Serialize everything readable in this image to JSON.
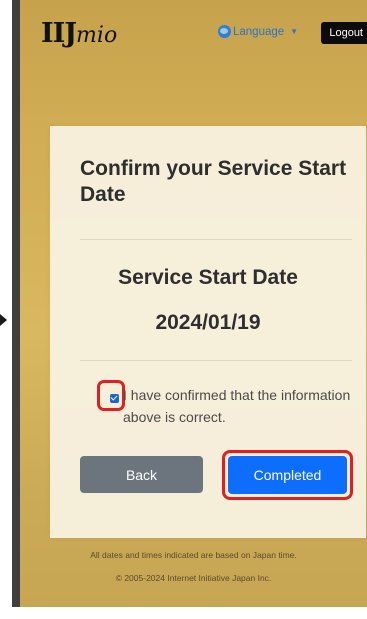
{
  "header": {
    "logo_text": "IIJ",
    "logo_suffix": "mio",
    "language_label": "Language",
    "logout_label": "Logout"
  },
  "card": {
    "title": "Confirm your Service Start Date",
    "date_label": "Service Start Date",
    "date_value": "2024/01/19",
    "checkbox_checked": true,
    "confirm_text": "I have confirmed that the information above is correct.",
    "back_label": "Back",
    "completed_label": "Completed"
  },
  "footer": {
    "note": "All dates and times indicated are based on Japan time.",
    "copyright": "© 2005-2024 Internet Initiative Japan Inc."
  },
  "colors": {
    "primary_button": "#0d6efd",
    "secondary_button": "#6c757d",
    "highlight": "#e02020",
    "background": "#d1ad55"
  }
}
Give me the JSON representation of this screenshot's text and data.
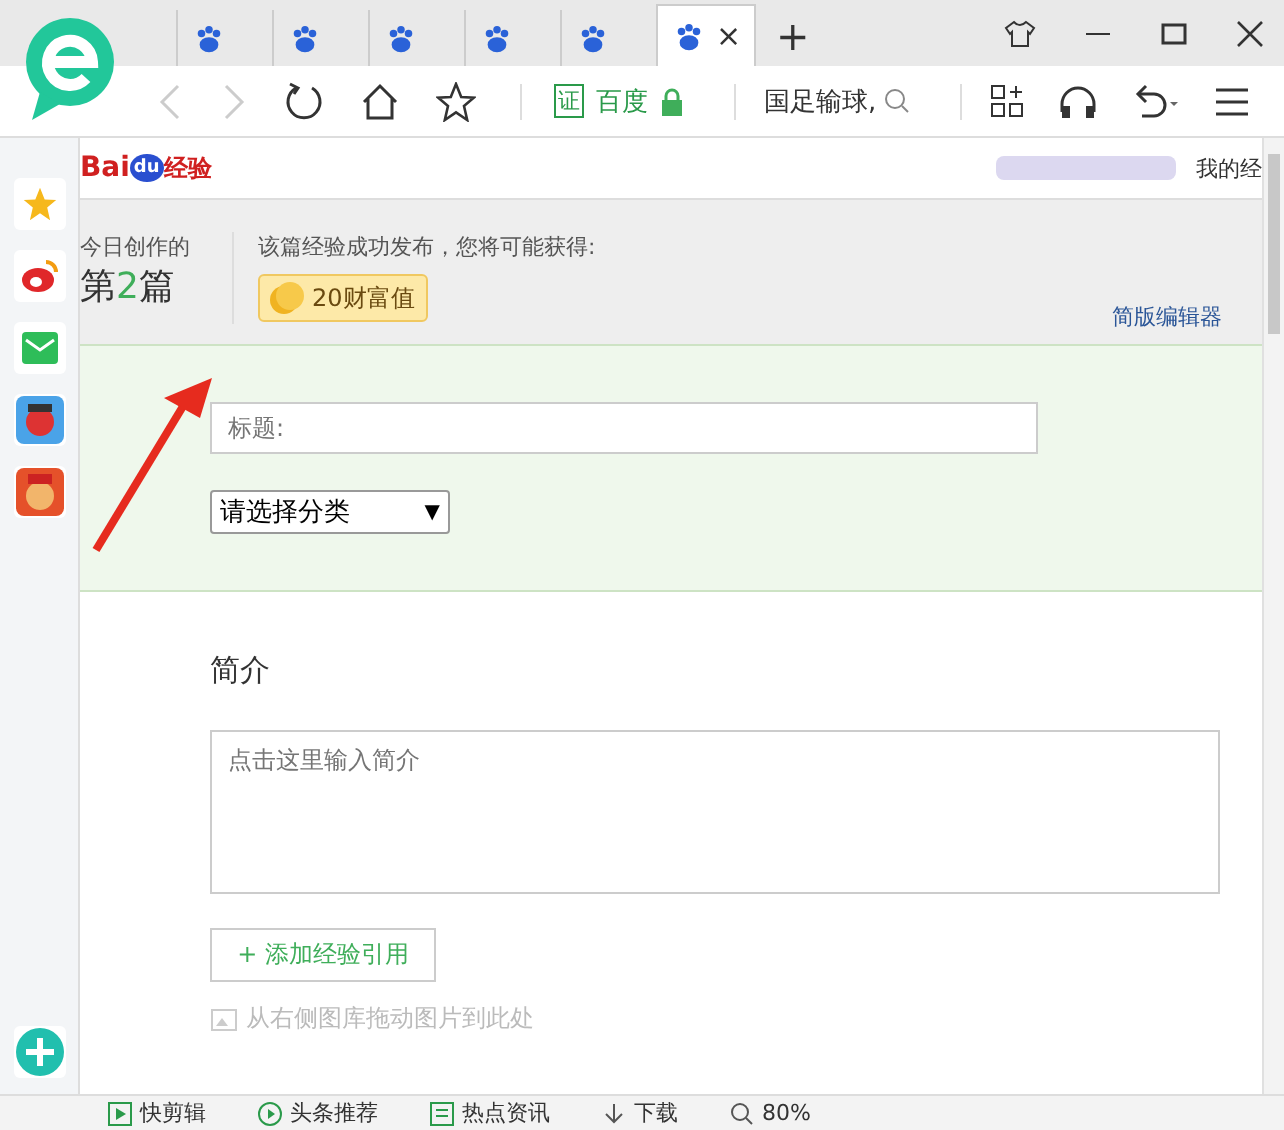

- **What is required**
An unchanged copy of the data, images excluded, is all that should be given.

- **Response box**
Serialize everything readable in this image to JSON.
{
  "header": {
    "logo_text": "IIJ",
    "logo_suffix": "mio",
    "language_label": "Language",
    "logout_label": "Logout"
  },
  "card": {
    "title": "Confirm your Service Start Date",
    "date_label": "Service Start Date",
    "date_value": "2024/01/19",
    "checkbox_checked": true,
    "confirm_text": "I have confirmed that the information above is correct.",
    "back_label": "Back",
    "completed_label": "Completed"
  },
  "footer": {
    "note": "All dates and times indicated are based on Japan time.",
    "copyright": "© 2005-2024 Internet Initiative Japan Inc."
  },
  "colors": {
    "primary_button": "#0d6efd",
    "secondary_button": "#6c757d",
    "highlight": "#e02020",
    "background": "#d1ad55"
  }
}
Give me the JSON representation of this screenshot's text and data.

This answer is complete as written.